Before I even worry about the dialogue, I worry about the plot and my statement. Usually, when I am clear and convinced by both my plot and my statement, I no longer worry about dialogue. A good plot already tells me what motivates characters to speak, regardless of whether they’re male or female.
The love story as a subplot has to be simpler. It’s no longer an exploration of love; it’s about whatever the main plot wishes to discuss. It has to contribute to the main arc.
For example, in Raiders of the Lost Ark, there’s the love story between Marion Ravenwood and Indiana Jones. The arc was very important to Indiana. Especially in the climax of the film, Indiana prioritizes the safety of Marion over getting the Ark of the Covenant from the antagonists. I think that says something.
In The Mummy Returns (a very underrated movie), love becomes a subplot of survival. In that film, the love story of Rick and Evie is set in contrast to the love story of Anck-su-namun and Imhotep. It’s especially in the film’s climax where we see the clear distinction between love and self-love.
In both examples, the love stories as subplots are nowhere as complex as compared to stories that focus primarily on love. Nonetheless, they’re so integral to the main plot that these films would be drastically different without their love story subplots.
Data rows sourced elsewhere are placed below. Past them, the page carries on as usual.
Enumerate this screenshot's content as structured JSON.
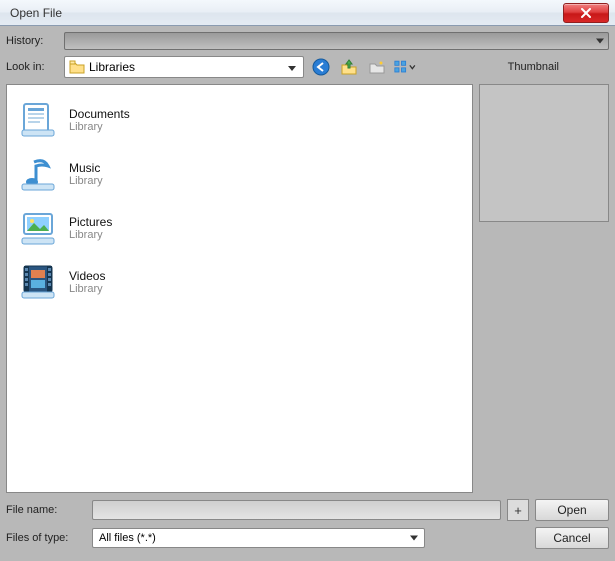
{
  "window": {
    "title": "Open File"
  },
  "history": {
    "label": "History:"
  },
  "lookin": {
    "label": "Look in:",
    "value": "Libraries"
  },
  "thumbnail_label": "Thumbnail",
  "items": [
    {
      "name": "Documents",
      "sub": "Library",
      "icon": "doc"
    },
    {
      "name": "Music",
      "sub": "Library",
      "icon": "music"
    },
    {
      "name": "Pictures",
      "sub": "Library",
      "icon": "pic"
    },
    {
      "name": "Videos",
      "sub": "Library",
      "icon": "vid"
    }
  ],
  "filename": {
    "label": "File name:",
    "value": ""
  },
  "filetype": {
    "label": "Files of type:",
    "value": "All files (*.*)"
  },
  "buttons": {
    "plus": "+",
    "open": "Open",
    "cancel": "Cancel"
  }
}
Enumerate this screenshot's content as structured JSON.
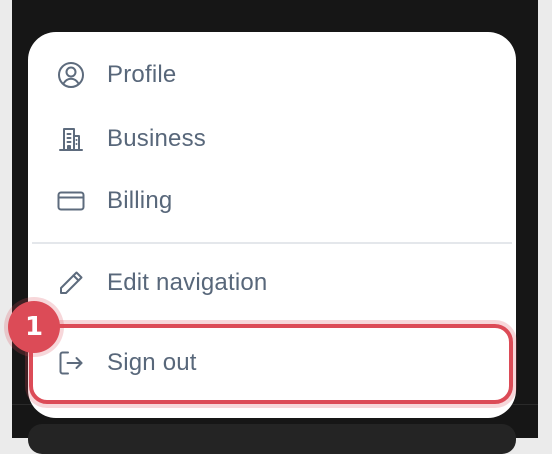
{
  "menu": {
    "items": [
      {
        "label": "Profile",
        "icon": "user-circle-icon"
      },
      {
        "label": "Business",
        "icon": "building-icon"
      },
      {
        "label": "Billing",
        "icon": "credit-card-icon"
      },
      {
        "label": "Edit navigation",
        "icon": "pencil-icon"
      },
      {
        "label": "Sign out",
        "icon": "sign-out-icon"
      }
    ]
  },
  "annotation": {
    "step": "1",
    "color": "#dc4b57"
  },
  "colors": {
    "label": "#58677a",
    "icon": "#5d6b7d",
    "menu_background": "#ffffff",
    "backdrop": "#161616"
  }
}
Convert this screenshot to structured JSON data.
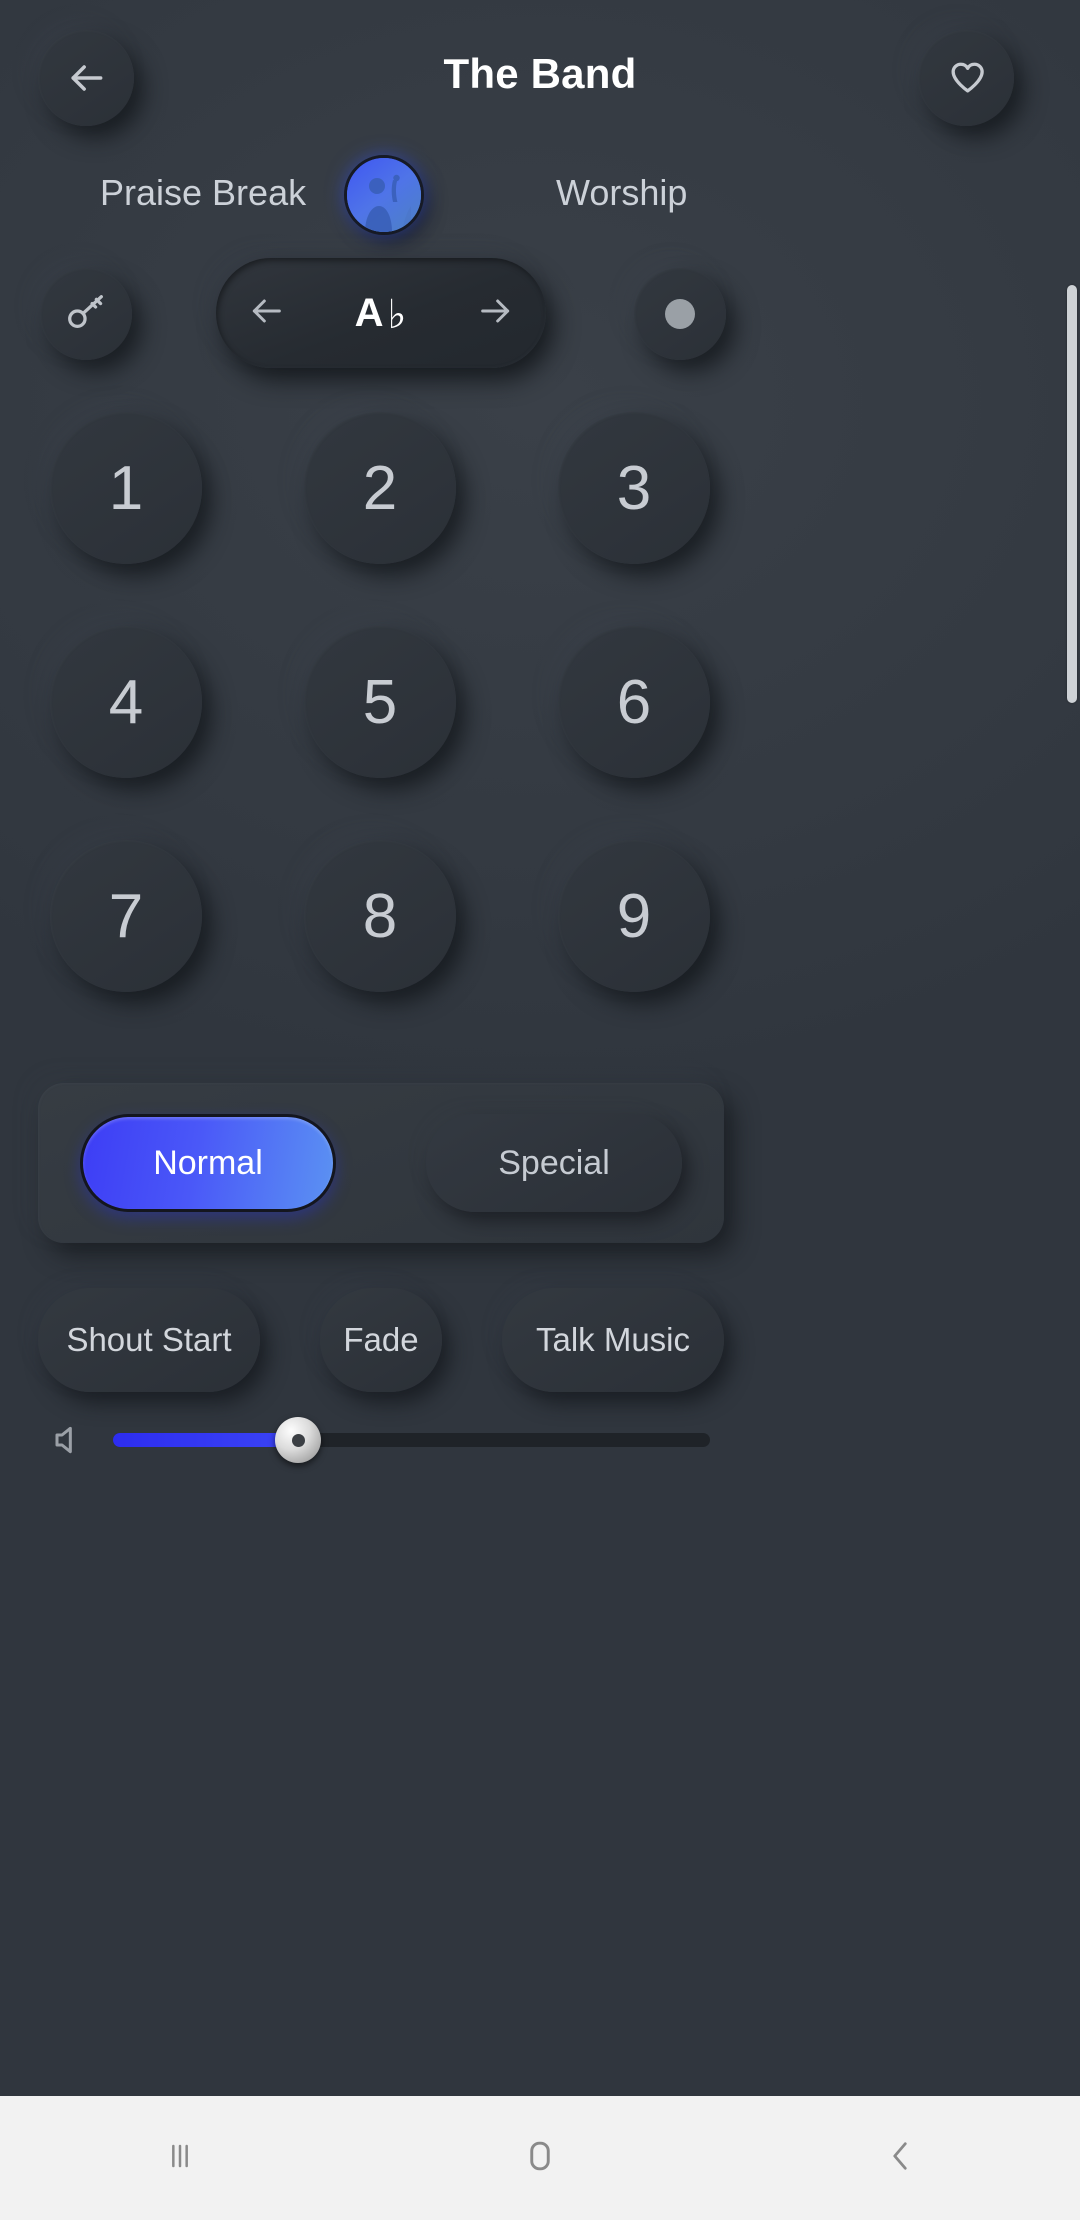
{
  "header": {
    "title": "The Band",
    "back_icon": "arrow-left-icon",
    "favorite_icon": "heart-icon"
  },
  "tabs": {
    "left_label": "Praise Break",
    "right_label": "Worship",
    "avatar_icon": "worshipper-avatar-icon"
  },
  "key_selector": {
    "key_icon": "key-icon",
    "prev_icon": "arrow-left-icon",
    "next_icon": "arrow-right-icon",
    "note": "A",
    "accidental": "♭",
    "record_icon": "record-dot-icon"
  },
  "numpad": {
    "keys": [
      "1",
      "2",
      "3",
      "4",
      "5",
      "6",
      "7",
      "8",
      "9"
    ]
  },
  "mode": {
    "normal_label": "Normal",
    "special_label": "Special",
    "selected": "Normal",
    "active_color": "#4a58f8"
  },
  "actions": {
    "items": [
      {
        "label": "Shout Start"
      },
      {
        "label": "Fade"
      },
      {
        "label": "Talk Music"
      }
    ]
  },
  "volume": {
    "icon": "speaker-icon",
    "level_percent": 31,
    "fill_color": "#3b44f5"
  },
  "navbar": {
    "recents_icon": "recents-icon",
    "home_icon": "home-icon",
    "back_icon": "back-chevron-icon"
  },
  "scrollbar": {
    "position": "right"
  },
  "theme": {
    "background": "#343a42",
    "surface": "#2f353c",
    "text_primary": "#ffffff",
    "text_secondary": "#ccd1d8",
    "accent": "#4a58f8"
  }
}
Dr. Joem Antonio has a Ph.D. in Creative Writing from UP Diliman and is an eight-time Palanca Award winner. He's also the Director of the MA Humanities Program at the University of Asia and the Pacific. For more information on his writing workshops, please visit https://www.storywritingschool.com.